(Provided data begins)

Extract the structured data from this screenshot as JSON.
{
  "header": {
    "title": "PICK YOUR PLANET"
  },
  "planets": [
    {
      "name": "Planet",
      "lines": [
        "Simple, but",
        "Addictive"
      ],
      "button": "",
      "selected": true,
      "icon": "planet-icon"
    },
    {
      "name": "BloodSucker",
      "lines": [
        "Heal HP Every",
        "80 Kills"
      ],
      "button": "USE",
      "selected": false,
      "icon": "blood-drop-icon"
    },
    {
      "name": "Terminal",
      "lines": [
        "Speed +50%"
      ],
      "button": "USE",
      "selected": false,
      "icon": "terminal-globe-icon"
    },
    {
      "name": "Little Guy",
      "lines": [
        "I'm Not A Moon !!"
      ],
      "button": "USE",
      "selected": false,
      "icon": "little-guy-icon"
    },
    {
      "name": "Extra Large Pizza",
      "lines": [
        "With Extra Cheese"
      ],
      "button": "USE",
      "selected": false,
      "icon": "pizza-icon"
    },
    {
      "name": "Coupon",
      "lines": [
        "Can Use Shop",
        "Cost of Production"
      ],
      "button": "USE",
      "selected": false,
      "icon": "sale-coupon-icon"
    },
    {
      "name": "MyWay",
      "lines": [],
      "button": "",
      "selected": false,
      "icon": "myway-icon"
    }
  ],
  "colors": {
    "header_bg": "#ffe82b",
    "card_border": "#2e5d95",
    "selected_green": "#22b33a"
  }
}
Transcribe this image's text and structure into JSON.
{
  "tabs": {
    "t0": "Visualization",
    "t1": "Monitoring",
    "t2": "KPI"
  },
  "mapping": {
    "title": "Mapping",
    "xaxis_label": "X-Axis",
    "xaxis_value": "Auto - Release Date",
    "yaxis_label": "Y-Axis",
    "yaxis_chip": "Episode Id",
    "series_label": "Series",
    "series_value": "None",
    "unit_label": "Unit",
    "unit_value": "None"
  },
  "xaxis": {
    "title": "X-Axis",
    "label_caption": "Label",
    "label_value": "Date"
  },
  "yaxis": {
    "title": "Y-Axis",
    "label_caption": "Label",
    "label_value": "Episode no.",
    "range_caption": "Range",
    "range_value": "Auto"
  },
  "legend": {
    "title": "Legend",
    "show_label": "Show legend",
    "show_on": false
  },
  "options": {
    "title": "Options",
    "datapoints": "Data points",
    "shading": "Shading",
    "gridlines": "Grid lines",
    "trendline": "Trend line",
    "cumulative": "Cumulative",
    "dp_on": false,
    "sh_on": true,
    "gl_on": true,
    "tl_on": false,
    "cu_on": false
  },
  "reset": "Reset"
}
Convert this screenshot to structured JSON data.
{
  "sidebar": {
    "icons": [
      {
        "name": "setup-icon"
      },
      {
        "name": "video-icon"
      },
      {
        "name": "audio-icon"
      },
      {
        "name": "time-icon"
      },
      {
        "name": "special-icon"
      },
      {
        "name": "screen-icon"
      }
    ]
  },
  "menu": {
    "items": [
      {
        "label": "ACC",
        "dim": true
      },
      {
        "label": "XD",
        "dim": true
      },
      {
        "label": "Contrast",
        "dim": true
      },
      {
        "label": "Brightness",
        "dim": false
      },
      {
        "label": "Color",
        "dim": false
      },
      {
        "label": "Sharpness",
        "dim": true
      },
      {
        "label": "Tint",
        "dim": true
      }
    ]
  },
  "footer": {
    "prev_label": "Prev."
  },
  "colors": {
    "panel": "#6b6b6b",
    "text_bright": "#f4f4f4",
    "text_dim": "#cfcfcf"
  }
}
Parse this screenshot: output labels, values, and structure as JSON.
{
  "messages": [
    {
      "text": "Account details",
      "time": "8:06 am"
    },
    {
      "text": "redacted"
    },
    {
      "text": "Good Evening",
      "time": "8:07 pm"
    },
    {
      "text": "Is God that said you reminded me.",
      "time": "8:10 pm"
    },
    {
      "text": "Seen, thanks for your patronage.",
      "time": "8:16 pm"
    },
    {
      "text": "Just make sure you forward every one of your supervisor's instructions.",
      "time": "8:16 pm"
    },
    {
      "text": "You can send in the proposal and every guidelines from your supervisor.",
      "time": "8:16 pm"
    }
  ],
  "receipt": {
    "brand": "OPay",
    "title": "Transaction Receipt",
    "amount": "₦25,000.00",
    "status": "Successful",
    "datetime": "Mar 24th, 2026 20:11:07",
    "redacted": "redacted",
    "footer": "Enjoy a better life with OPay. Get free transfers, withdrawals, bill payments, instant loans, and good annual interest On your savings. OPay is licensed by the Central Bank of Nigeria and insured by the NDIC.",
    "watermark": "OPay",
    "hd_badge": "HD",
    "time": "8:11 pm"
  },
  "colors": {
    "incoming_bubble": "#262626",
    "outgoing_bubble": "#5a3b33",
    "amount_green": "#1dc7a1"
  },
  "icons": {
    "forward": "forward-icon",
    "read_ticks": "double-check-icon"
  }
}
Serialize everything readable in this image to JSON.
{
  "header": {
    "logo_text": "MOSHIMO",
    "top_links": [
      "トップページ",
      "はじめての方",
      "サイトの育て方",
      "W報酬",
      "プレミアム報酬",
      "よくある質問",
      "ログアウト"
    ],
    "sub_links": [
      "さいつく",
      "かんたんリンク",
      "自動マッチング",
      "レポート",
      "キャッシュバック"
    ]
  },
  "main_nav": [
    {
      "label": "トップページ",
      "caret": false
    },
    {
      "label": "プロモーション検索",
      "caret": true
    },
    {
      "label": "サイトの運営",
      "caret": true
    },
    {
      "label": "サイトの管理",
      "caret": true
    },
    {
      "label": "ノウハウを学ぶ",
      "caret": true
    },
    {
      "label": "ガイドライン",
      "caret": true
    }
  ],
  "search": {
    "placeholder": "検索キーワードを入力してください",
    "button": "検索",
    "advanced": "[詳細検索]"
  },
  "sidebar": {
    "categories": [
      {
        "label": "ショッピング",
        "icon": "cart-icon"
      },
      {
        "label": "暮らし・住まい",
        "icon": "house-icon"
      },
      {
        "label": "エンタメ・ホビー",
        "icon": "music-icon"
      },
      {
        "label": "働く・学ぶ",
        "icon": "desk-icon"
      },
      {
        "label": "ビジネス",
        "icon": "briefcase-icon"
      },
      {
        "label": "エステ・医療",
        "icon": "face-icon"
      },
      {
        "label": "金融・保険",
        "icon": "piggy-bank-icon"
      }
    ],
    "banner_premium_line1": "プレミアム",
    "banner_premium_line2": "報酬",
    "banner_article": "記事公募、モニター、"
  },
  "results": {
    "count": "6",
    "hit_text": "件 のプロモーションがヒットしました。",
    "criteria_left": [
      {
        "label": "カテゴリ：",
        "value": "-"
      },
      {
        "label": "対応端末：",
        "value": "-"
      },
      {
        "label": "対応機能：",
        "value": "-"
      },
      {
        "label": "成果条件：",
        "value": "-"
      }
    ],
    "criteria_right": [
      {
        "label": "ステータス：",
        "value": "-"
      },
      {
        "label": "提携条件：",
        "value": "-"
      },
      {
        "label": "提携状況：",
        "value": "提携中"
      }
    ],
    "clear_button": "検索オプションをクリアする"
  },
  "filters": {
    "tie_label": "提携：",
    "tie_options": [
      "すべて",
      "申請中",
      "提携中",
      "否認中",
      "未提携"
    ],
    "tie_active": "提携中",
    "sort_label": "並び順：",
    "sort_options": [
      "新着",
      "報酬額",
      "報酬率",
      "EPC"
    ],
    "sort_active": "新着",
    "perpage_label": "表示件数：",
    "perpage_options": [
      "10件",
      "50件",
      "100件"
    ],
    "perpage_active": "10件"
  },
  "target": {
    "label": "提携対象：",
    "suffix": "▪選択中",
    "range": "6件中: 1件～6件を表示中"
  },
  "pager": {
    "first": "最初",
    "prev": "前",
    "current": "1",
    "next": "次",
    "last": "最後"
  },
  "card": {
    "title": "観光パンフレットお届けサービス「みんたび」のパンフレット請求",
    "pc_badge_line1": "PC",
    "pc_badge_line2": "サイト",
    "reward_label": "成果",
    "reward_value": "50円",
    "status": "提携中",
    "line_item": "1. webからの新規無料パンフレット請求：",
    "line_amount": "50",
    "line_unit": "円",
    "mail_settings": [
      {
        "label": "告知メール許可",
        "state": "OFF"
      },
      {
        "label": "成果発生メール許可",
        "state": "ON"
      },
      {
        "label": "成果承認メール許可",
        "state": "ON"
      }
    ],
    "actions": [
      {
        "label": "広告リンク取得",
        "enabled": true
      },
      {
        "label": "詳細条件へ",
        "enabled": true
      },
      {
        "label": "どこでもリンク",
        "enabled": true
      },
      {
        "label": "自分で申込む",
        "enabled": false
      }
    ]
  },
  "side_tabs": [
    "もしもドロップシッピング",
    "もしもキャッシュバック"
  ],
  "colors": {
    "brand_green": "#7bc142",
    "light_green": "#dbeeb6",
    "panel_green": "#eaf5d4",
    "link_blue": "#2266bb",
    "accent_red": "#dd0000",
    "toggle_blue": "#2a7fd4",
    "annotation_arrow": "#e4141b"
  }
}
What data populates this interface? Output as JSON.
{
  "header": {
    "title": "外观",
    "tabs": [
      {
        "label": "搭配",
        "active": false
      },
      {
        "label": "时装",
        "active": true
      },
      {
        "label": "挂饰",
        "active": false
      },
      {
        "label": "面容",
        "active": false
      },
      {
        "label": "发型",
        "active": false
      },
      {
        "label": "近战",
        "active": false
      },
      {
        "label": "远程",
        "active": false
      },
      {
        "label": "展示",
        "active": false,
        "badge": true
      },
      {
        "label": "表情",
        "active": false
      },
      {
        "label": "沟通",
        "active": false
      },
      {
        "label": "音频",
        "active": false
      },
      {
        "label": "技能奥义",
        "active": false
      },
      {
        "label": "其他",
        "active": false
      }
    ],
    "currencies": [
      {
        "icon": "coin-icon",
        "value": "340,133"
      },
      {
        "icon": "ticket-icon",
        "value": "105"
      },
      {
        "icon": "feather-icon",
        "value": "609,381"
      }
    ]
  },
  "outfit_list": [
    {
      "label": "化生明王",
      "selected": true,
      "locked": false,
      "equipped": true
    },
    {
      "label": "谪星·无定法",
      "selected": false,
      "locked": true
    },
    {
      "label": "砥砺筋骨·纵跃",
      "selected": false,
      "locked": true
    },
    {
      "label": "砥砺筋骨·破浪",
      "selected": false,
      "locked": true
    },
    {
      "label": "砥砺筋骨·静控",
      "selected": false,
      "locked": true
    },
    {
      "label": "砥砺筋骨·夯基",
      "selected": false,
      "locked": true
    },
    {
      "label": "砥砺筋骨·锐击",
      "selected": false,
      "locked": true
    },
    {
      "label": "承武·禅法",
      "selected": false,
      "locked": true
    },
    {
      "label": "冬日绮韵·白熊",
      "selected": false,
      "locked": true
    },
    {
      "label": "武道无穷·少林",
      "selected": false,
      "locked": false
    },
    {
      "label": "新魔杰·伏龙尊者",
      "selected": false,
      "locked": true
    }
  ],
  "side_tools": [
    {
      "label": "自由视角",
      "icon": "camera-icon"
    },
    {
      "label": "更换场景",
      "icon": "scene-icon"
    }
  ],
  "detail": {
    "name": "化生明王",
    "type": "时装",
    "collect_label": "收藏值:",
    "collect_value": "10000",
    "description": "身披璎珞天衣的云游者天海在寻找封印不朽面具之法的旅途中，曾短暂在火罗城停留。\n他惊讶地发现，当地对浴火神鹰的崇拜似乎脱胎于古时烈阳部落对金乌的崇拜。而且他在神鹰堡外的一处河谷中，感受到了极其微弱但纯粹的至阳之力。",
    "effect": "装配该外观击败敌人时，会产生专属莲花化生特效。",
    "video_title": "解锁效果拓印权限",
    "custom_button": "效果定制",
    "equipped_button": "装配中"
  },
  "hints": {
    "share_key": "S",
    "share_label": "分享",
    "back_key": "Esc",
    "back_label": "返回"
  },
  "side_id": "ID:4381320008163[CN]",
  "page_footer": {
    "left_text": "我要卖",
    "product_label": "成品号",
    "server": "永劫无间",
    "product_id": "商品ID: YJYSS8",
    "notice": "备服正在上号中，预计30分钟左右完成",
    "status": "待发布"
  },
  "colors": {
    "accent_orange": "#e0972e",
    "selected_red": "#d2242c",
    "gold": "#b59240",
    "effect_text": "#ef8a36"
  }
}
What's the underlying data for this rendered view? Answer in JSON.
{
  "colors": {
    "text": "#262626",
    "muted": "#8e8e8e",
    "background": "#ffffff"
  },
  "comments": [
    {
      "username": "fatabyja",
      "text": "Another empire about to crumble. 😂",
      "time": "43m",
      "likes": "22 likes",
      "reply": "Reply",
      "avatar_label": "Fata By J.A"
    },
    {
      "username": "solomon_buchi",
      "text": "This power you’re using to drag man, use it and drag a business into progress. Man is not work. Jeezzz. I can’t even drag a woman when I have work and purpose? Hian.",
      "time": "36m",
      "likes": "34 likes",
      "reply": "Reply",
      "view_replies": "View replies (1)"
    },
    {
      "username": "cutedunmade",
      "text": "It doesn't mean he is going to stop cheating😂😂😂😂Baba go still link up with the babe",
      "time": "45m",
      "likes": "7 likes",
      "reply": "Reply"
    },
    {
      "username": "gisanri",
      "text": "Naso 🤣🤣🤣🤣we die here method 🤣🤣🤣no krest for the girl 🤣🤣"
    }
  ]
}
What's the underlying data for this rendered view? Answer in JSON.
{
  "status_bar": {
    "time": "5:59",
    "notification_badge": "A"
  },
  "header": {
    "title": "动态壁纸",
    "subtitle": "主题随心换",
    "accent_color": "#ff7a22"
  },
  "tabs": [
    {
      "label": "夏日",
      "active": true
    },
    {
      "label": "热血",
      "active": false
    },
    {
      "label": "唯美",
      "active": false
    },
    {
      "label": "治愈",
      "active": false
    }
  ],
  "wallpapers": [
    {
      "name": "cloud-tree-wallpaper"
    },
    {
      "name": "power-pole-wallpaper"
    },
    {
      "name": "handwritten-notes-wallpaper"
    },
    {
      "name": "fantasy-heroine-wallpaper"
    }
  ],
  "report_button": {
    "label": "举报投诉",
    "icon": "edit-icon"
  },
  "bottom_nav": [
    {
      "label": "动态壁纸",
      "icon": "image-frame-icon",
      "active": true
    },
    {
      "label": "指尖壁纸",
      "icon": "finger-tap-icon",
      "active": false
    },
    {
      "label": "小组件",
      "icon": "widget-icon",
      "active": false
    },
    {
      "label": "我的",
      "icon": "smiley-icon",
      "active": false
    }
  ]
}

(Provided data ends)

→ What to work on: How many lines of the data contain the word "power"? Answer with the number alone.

→ Solved exercise: 2